To test the data density of DNA, an experiment was done by converting a large amount of data (The first movie ever made, an entire operating system, an Amazon gift card, a manuscript, and a pioneer plaque) inside a DNA. The result was astonishing to see that the whole data could sit inside a small test tube.
The durability of DNA is also much more than what we’re using today. We can retain information accurately from DNA coming from fossils thousands of years ago. DNA is very stable and can keep the information intact for very long, whereas modern storage devices can only keep info for maximum a century. In addition, we don’t need electricity or magnetism to store info inside.
The Need of an Upgrade

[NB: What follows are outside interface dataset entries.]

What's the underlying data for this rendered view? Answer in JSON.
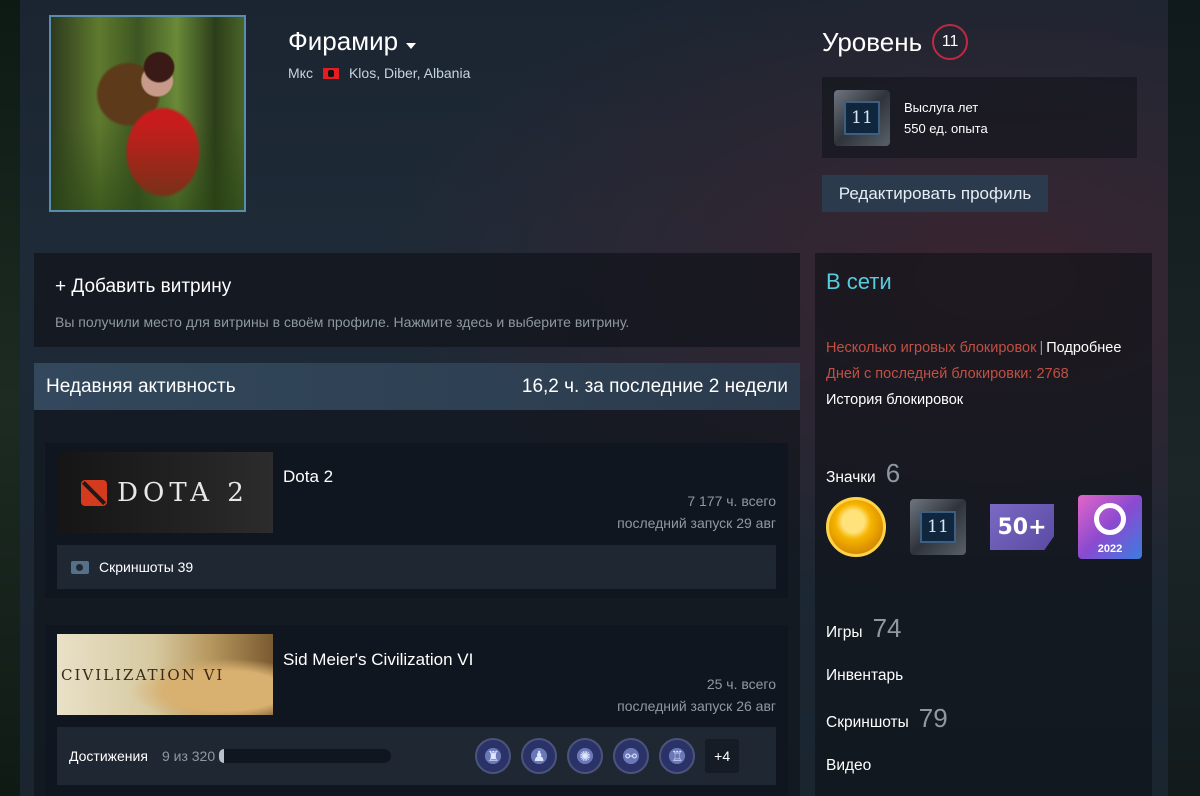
{
  "profile": {
    "username": "Фирамир",
    "real_name": "Мкс",
    "location": "Klos, Diber, Albania"
  },
  "level": {
    "title": "Уровень",
    "value": "11",
    "badge_number": "11",
    "badge_name": "Выслуга лет",
    "badge_xp": "550 ед. опыта",
    "edit_profile": "Редактировать профиль"
  },
  "showcase": {
    "title": "+ Добавить витрину",
    "desc": "Вы получили место для витрины в своём профиле. Нажмите здесь и выберите витрину."
  },
  "activity": {
    "title": "Недавняя активность",
    "hours_summary": "16,2 ч. за последние 2 недели",
    "games": [
      {
        "name": "Dota 2",
        "capsule_text": "DOTA 2",
        "hours_total": "7 177 ч. всего",
        "last_played": "последний запуск 29 авг",
        "screenshots": "Скриншоты 39"
      },
      {
        "name": "Sid Meier's Civilization VI",
        "capsule_text": "CIVILIZATION VI",
        "hours_total": "25 ч. всего",
        "last_played": "последний запуск 26 авг",
        "achievements_label": "Достижения",
        "achievements_count": "9 из 320",
        "achievements_progress": 0.028,
        "achievements_more": "+4"
      }
    ]
  },
  "sidebar": {
    "status": "В сети",
    "ban_text": "Несколько игровых блокировок",
    "ban_link": "Подробнее",
    "days_since_ban": "Дней с последней блокировки: 2768",
    "ban_history": "История блокировок",
    "badges_label": "Значки",
    "badges_count": "6",
    "badge_level_number": "11",
    "badge_50": "50+",
    "badge_year": "2022",
    "games_label": "Игры",
    "games_count": "74",
    "inventory_label": "Инвентарь",
    "screenshots_label": "Скриншоты",
    "screenshots_count": "79",
    "videos_label": "Видео"
  },
  "colors": {
    "status": "#57cbde",
    "ban": "#c15044",
    "level_ring": "#c02942"
  }
}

In our daily life, we create megabytes of data per second. At present, all the storage devices are silicone-based, and it is estimated that by the year 2025, the need of data may exceed the amount of silicon we have at our disposal. At that stage, recycling will not solve the problem, and the aftermath can be challenging.
For these reasons, mankind is in a dire need of an upgrade over traditional systems. We need a lot of denser and reliable materials. DNA storage fits the need. The technology isn’t highly futuristic, because reading and modifying DNA is a routine work at present. So, DNA storage is a promising lead in this matter.
DNA of Things
As the Internet of Things (IoT), the DNA of Things (DoT) is the process of embedding DNA storage technology into objects. Where IoT relies on devices connected to each other through the internet and forming a network over objects, DoT focuses on building storage devices completely independent of each other.
In addition to many other advantages, DoT will be untraceable, and can’t be hacked because of its molecular property instead of the electromagnetic network. And the reliability and storage fulfillments are also advantages.
Drawbacks of DNA Storage
Although DNA storage brings a promising future for humanity, there are some minor setbacks that are yet to be overcome. For example, the cost of synthesizing and retrieving such data is still very high to be a feasible option to consider. This setback is likely to fall due to the increasing amount of synthesis technology.
Another problem is the data transfer time. The transfer rate (read/write) is still much slower than the average storage mediums we use today. Transferring DNA bases efficiently is another problem that requires an upgraded EDS (Enzymatic DNA Synthesis) technology. The Purple Drop Project from Microsoft is a promising project to overcome this.
In addition, to decrease the transfer timing exponentially, Microsoft and the University of Washington have been working to build the first fully automated DNA storage ever. It is safe to hope that, this DNA storage technology can face its successful arrival to general consumers very soon.
Despite the minor setbacks we’re encountering today, DNA storage technology is one of the most promising pieces of the invention in our generation, which is expected to bear great results in a very brief amount of time. It is also the only solution to increasing the data storage needs of the modern era. We can expect to see this technology amongst us sooner than we think, and it may be a blessing for us.